After the baggage has been loaded and the passengers are boarded, the pilots receive a baggage and passenger count. This information is then entered into the FMS for weight and balance calculations. With fuel, baggage, and passengers loaded, the total takeoff weight can be determined. This weight must not exceed the limitation of the aircrafts maximum allowable takeoff weight and also must allow for the aircraft to meet various runway and climb performance requirements. For example, there may be a weight limit for the runway being used that if exceeded, the aircraft may not be able to clear terrain or obstacles after takeoff in the event of an engine failure. Strict adherence to these weight limitations is crucial for a safe departure in the unlikely event of an emergency, or even during an uneventful flight.

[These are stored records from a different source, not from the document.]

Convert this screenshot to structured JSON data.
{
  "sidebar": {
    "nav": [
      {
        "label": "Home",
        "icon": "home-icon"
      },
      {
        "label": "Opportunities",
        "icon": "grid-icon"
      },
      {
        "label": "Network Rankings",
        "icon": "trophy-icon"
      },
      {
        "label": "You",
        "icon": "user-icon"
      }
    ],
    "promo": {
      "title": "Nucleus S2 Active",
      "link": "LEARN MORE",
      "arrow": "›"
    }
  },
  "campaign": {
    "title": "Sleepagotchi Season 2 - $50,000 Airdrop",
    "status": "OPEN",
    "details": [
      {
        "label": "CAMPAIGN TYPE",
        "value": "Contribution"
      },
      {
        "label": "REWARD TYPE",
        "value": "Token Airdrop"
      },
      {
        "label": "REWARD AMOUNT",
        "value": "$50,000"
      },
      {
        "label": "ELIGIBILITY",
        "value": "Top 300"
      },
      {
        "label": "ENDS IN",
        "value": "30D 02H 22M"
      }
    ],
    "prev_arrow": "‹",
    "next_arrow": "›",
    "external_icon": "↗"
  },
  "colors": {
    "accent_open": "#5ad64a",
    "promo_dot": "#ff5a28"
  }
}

On the other side of the equation lies the balance issue. Airplanes are designed to be stable flying machines so long as they are loaded in a balanced fashion. If for example too much weight is loaded toward the rear of the aircraft, it would be tail-heavy and therefore would not handle appropriately. During balance calculations, the pilots may request that the flight attendants move passengers to different locations around the cabin to satisfy this requirement. The balancing issue is also important in setting the aircraft trim for takeoff. The trim, similar to the trim on a boat engine, assists the pilots by reducing the load they feel on the control yoke. Setting the trim properly for takeoff, based on aircraft balance, allows the aircraft to climb safely, especially in the event of an engine failure.
With these tasks completed, the seat belt sign is illuminated and the aircraft is ready to push off the gate. The pilots now shift their focus to preparing for takeoff and navigating you and your baggage safely to point ‘B’. Our pre-flight duties may seem like a daunting task, but I’d venture to say it’s easier than finding overhead bin space for your carry-on in most cases. Thanks for reading. (flightaware.com) 기타...